While local government is not mentioned in the Constitution of Australia, every state government recognises local government in their respective constitutions.[1]

There are 13 types of LGAs. These are:

  1. Boroughs
  2. Cities
  3. Councils
  4. District Councils
  5. Municipalities
  6. Regional Councils
  7. Rural Cities
  8. Shires
  9. Towns
  10. Community government councils
  11. Aboriginal shires
  12. Island councils
  13. Unincorporated.

The local governing body is generally referred to as a council (thus "Burwood Council" or "Casey City Council"), and the territories governed are collectively referred to as "local government areas"; however, terms such as "city" or "shire" also have a geographic interpretation. There are currently 565 local councils in Australia.[2]

Despite the single level of local government in Australia, there exist a number of quite extensive areas with relatively low populations which are not a part of any local government area. Powers of local governments in these areas may be exercised by special purpose bodies established outside of the general legislation, as with Victoria's alpine resorts, or directly by state governments.

The area covered by local councils in Australia ranges from as small as 4km2 for the "Town of Walkerville" in central Adelaide to the "Shire of East Pilbara" in the Pilbara region of Western Australia, which covers 380000km2.

State controlled

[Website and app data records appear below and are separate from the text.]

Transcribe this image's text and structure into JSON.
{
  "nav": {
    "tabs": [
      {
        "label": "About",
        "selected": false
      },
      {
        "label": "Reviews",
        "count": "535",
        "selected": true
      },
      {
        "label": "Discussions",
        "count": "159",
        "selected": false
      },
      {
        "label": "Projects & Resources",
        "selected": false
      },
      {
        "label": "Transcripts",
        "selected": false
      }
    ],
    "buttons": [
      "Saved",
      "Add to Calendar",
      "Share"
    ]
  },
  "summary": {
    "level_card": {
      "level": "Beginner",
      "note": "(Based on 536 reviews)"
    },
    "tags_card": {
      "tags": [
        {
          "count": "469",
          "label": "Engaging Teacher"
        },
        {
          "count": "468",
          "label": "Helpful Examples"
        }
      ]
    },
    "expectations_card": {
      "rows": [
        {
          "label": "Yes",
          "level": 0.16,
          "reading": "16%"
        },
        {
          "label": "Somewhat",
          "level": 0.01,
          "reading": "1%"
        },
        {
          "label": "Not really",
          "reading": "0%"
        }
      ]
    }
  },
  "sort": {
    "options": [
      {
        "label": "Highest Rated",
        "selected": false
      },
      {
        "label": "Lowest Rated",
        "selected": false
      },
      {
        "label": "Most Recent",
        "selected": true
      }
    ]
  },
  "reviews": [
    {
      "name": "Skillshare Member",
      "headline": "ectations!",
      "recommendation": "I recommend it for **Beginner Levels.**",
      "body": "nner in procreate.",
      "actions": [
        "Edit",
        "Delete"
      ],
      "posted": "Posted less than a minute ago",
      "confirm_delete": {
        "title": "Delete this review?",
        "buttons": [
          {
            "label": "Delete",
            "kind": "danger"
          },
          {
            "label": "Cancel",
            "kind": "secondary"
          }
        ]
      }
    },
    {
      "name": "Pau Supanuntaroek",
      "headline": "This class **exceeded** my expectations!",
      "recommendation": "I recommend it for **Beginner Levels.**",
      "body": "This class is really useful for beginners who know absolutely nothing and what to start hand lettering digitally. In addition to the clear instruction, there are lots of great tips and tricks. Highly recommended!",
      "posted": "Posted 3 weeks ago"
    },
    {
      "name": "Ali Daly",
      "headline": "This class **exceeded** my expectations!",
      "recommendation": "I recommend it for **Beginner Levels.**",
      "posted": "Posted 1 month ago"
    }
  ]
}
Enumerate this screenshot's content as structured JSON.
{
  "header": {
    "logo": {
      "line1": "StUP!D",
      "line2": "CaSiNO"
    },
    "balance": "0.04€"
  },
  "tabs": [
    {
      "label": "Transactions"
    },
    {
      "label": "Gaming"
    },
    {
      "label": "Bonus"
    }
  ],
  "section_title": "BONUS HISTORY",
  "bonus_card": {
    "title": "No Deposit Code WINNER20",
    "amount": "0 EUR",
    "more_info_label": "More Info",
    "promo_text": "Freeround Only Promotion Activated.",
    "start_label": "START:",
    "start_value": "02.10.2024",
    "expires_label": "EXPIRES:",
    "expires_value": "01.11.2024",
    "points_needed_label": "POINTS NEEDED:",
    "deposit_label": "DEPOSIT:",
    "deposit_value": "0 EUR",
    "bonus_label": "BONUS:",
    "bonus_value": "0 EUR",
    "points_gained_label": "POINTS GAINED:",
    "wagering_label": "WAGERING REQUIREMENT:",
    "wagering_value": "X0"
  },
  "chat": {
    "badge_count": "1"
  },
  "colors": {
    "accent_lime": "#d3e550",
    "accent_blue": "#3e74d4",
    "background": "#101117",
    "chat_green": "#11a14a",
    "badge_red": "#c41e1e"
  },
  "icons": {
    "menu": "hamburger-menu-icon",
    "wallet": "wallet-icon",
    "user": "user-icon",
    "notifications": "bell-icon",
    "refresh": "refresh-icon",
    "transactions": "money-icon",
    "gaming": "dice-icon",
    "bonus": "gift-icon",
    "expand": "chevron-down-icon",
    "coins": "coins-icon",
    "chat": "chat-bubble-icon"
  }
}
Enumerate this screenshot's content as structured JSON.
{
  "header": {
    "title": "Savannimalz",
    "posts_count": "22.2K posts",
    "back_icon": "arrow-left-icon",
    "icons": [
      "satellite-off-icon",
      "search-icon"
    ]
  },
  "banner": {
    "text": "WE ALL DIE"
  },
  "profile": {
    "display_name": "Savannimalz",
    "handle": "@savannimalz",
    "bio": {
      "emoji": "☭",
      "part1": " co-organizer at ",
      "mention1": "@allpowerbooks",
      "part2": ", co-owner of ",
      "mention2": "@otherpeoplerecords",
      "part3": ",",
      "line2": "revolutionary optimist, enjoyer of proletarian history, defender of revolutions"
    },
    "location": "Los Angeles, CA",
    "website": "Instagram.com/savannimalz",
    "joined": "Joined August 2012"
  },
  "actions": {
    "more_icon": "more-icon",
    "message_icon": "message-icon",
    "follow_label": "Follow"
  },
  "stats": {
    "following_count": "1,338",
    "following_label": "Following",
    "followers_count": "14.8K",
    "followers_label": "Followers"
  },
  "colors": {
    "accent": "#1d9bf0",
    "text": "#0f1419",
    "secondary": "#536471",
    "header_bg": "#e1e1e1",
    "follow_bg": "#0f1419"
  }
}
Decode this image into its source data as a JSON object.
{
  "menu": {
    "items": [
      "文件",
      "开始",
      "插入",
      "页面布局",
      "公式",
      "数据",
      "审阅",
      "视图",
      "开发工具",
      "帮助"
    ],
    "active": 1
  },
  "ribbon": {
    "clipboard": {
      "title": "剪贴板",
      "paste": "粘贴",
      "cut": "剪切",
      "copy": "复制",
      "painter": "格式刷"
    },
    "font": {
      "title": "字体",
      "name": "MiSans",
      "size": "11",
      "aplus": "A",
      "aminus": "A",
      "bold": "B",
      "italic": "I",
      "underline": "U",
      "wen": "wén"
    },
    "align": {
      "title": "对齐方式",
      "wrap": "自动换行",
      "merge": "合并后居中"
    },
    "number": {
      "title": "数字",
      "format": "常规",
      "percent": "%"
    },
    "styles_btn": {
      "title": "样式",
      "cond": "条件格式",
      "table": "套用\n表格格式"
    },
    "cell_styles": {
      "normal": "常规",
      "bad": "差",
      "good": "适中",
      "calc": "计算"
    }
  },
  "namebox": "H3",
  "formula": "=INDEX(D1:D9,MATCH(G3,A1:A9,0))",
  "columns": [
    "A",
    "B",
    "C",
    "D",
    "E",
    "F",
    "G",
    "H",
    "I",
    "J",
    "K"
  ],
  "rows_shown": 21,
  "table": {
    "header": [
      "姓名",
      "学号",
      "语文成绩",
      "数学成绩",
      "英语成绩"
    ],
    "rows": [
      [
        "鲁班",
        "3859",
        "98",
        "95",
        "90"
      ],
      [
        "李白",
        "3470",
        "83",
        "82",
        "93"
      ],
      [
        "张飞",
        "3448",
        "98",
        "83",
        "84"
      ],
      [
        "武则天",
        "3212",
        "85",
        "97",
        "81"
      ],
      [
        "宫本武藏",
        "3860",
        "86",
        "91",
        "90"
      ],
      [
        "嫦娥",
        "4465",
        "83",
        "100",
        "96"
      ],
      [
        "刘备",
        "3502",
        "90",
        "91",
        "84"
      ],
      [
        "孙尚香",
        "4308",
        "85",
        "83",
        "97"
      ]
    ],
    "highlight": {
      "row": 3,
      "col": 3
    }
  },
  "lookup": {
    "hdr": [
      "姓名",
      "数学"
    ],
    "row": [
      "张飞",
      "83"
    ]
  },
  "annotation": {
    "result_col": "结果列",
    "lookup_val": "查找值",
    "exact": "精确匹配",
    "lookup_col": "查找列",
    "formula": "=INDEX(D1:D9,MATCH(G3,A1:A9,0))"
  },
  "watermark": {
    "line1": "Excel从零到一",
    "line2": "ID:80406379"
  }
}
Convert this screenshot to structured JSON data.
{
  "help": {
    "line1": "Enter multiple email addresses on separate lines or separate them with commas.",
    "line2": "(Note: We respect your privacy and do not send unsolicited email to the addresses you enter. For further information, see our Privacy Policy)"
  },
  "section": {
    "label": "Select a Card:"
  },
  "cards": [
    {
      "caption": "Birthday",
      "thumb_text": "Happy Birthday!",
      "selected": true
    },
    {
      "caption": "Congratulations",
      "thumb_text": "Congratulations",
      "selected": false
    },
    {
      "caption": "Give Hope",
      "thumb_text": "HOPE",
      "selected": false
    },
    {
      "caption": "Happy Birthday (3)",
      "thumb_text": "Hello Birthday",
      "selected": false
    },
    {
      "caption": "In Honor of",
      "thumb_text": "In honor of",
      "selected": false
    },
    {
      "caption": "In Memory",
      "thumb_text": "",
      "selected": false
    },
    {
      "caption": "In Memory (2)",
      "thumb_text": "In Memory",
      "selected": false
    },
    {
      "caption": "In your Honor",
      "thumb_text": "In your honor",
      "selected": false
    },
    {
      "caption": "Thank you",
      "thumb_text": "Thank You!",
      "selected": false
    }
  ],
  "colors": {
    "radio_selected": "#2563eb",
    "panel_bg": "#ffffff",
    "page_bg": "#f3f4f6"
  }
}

Local government in Australia is an exclusive "power of the states or territories" and therefore the precise nature of councils referred to as local government can differ between each state or territory. Despite this, they occupy a similar role in each state.